Mary Ann Fish, a 24 year old bookkeeper’s wife, was the first burial within the cemetery grounds. It took another six years to bury another 999 individuals. This number may have been lower than expected due to the number of burials still taking place in Churchyards within the centre of Sheffield. Once the Burial Act of 1852 was passed and city centre burials were stopped, the General Cemetery saw rise of interments from 400-500 annually, to almost triple that number between 1855 and 1860.
The General Cemetery Company gained 5 shillings per pauper burial, and it was these burials that saved the business in the first few years. Many large plots had been dug out previously and the largest contained 96 individuals, including 15 from the workhouse and ten children. Catacombs were incorporated into the slope to the left of the Gatehouse.
These were not as popular as the General Cemetery Company has hoped and in the first 10 years of them opening, only ten internments took place. It may have been because of the price (£5.0s.0p.) but it may have also been because they were an almost anonymous form of burial which did not match the Victorian need for ostentatious display.
The Nonconformist Chapel, situated on the other side of the cemetery, close to Cemetery Road, was also designed with a Classical influence, often being described as “Egypto-Greek”. It was built solely for the purpose of funerals, but often held Sunday services. In recent excavations, burial vaults were found under the Chapel and many unusual things were discovered…but that’s for another blog post!
The Anglican Church was designed by William Flockton and has a neo-Gothic style. The Anglican side of the Cemetery was a big contrast to the Nonconformist side; burials were set out in rows upon rows, with gravestones lined up, instead of large monuments on winding paths.
By the 1900’s, burials within the Cemetery slowed down due to a number of reasons. There was a gradual increase in the number of cremations taking place, space for burials was getting smaller and people started to live slightly longer as health bettered. The last burial took place in 1978, within one of the vaults and there is a final number of 87,000 burials at the Cemetery. In 1980, the City Council cleared 7,800 gravestones from the Anglican side of the Cemetery. The cleared space became a Conservation Area in 1986.
Since 1989 the Friends of the General Cemetery have been running events for the public, including regular historical tours, conservation work days and family activity days. Currently, the Sheffield General Cemetery Trust has been granted funding to restore the Nonconformist Chapel and this restoration is almost completed! This space is looking to be used to increase engagement opportunities with the public and also can be rented out for exhibition space, parties or even Weddings, if that takes anyone’s fancy – I’d definitely consider it!

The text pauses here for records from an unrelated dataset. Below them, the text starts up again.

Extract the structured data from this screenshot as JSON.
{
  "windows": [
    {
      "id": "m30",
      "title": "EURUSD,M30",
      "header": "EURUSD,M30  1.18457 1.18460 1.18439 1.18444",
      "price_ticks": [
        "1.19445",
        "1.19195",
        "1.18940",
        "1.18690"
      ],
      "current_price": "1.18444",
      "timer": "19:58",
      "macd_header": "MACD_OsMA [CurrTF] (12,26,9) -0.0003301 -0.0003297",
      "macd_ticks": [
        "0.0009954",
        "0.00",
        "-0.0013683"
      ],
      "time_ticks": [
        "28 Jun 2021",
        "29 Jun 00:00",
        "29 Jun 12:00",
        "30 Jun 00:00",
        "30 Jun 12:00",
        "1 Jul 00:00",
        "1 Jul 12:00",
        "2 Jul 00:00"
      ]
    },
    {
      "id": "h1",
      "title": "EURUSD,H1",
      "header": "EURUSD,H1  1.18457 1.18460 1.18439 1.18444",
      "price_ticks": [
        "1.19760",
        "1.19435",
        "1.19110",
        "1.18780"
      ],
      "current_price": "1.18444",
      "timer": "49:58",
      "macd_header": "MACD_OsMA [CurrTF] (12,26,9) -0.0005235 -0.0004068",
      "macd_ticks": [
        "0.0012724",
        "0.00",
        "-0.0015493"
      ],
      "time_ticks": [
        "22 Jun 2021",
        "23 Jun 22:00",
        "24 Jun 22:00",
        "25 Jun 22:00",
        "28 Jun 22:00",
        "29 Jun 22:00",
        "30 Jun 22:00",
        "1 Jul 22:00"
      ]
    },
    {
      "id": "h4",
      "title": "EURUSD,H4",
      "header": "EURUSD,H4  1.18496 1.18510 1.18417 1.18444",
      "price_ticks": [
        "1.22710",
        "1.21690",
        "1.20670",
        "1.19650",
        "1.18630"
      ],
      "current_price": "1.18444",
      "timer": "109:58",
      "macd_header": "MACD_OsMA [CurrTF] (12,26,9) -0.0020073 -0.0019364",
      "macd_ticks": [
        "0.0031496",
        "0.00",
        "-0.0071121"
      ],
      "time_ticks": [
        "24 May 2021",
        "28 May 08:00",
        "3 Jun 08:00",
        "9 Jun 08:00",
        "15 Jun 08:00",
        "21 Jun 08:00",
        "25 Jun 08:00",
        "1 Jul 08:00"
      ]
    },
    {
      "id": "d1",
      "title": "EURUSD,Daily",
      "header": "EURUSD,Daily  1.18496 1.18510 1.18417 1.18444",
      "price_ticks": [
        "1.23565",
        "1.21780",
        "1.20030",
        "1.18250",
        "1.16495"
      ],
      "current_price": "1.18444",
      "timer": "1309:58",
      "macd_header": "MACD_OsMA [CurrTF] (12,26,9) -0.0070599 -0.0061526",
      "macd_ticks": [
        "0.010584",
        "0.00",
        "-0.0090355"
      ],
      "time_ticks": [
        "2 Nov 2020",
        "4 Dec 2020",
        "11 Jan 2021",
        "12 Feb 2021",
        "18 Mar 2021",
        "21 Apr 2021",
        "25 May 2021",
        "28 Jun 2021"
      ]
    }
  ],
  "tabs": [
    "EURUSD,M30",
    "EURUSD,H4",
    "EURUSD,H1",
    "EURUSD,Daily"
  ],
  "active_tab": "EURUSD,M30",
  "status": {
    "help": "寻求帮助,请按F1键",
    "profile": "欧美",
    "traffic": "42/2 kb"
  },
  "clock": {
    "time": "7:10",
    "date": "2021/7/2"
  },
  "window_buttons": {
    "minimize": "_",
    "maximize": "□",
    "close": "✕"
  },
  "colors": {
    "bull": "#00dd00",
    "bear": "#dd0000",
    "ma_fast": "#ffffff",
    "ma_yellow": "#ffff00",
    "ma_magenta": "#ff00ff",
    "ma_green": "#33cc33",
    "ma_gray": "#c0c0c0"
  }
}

So that was a very whistle stop tour of the history of the cemetery that I hold dear in my heart. I wanted to keep this first post very general as I’d like to write separate posts about the weird and wonderful stories that this Cemetery holds in the future!
Pictures 1, 3, 5 & 6 © Gina Bond 2016.
References & source material